**TO DO**
Repeat the records in full, exactly.

(Website and app data records)
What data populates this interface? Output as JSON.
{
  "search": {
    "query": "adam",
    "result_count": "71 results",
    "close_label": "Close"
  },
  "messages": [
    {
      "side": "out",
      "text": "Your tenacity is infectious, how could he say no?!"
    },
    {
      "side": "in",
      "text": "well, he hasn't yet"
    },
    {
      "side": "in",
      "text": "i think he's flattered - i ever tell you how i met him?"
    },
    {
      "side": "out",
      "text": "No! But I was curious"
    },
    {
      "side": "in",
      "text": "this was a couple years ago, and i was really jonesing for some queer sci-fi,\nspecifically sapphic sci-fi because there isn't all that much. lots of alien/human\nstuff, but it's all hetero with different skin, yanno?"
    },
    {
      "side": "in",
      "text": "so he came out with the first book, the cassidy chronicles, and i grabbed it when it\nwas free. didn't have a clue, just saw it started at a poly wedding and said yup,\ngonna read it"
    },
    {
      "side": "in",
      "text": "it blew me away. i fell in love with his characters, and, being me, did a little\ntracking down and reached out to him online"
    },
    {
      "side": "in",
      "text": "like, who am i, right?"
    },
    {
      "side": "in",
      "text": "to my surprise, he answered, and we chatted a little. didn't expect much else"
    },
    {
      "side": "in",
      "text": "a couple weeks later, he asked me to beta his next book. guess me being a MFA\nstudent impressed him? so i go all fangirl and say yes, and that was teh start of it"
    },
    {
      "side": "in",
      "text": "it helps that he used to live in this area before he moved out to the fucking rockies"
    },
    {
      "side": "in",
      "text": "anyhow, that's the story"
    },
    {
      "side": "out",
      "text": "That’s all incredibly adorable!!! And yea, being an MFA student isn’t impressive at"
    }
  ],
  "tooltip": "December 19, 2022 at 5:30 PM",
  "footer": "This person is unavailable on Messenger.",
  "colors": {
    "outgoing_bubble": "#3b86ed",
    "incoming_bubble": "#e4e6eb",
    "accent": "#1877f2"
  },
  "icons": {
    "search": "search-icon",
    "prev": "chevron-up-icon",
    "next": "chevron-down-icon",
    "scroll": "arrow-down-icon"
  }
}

**SOLVED EXERCISE**
What data populates this interface? Output as JSON.
{
  "search": {
    "query": "adam",
    "result_count": "71 results",
    "close_label": "Close"
  },
  "messages": [
    {
      "side": "out",
      "text": "Your tenacity is infectious, how could he say no?!"
    },
    {
      "side": "in",
      "text": "well, he hasn't yet"
    },
    {
      "side": "in",
      "text": "i think he's flattered - i ever tell you how i met him?"
    },
    {
      "side": "out",
      "text": "No! But I was curious"
    },
    {
      "side": "in",
      "text": "this was a couple years ago, and i was really jonesing for some queer sci-fi,\nspecifically sapphic sci-fi because there isn't all that much. lots of alien/human\nstuff, but it's all hetero with different skin, yanno?"
    },
    {
      "side": "in",
      "text": "so he came out with the first book, the cassidy chronicles, and i grabbed it when it\nwas free. didn't have a clue, just saw it started at a poly wedding and said yup,\ngonna read it"
    },
    {
      "side": "in",
      "text": "it blew me away. i fell in love with his characters, and, being me, did a little\ntracking down and reached out to him online"
    },
    {
      "side": "in",
      "text": "like, who am i, right?"
    },
    {
      "side": "in",
      "text": "to my surprise, he answered, and we chatted a little. didn't expect much else"
    },
    {
      "side": "in",
      "text": "a couple weeks later, he asked me to beta his next book. guess me being a MFA\nstudent impressed him? so i go all fangirl and say yes, and that was teh start of it"
    },
    {
      "side": "in",
      "text": "it helps that he used to live in this area before he moved out to the fucking rockies"
    },
    {
      "side": "in",
      "text": "anyhow, that's the story"
    },
    {
      "side": "out",
      "text": "That’s all incredibly adorable!!! And yea, being an MFA student isn’t impressive at"
    }
  ],
  "tooltip": "December 19, 2022 at 5:30 PM",
  "footer": "This person is unavailable on Messenger.",
  "colors": {
    "outgoing_bubble": "#3b86ed",
    "incoming_bubble": "#e4e6eb",
    "accent": "#1877f2"
  },
  "icons": {
    "search": "search-icon",
    "prev": "chevron-up-icon",
    "next": "chevron-down-icon",
    "scroll": "arrow-down-icon"
  }
}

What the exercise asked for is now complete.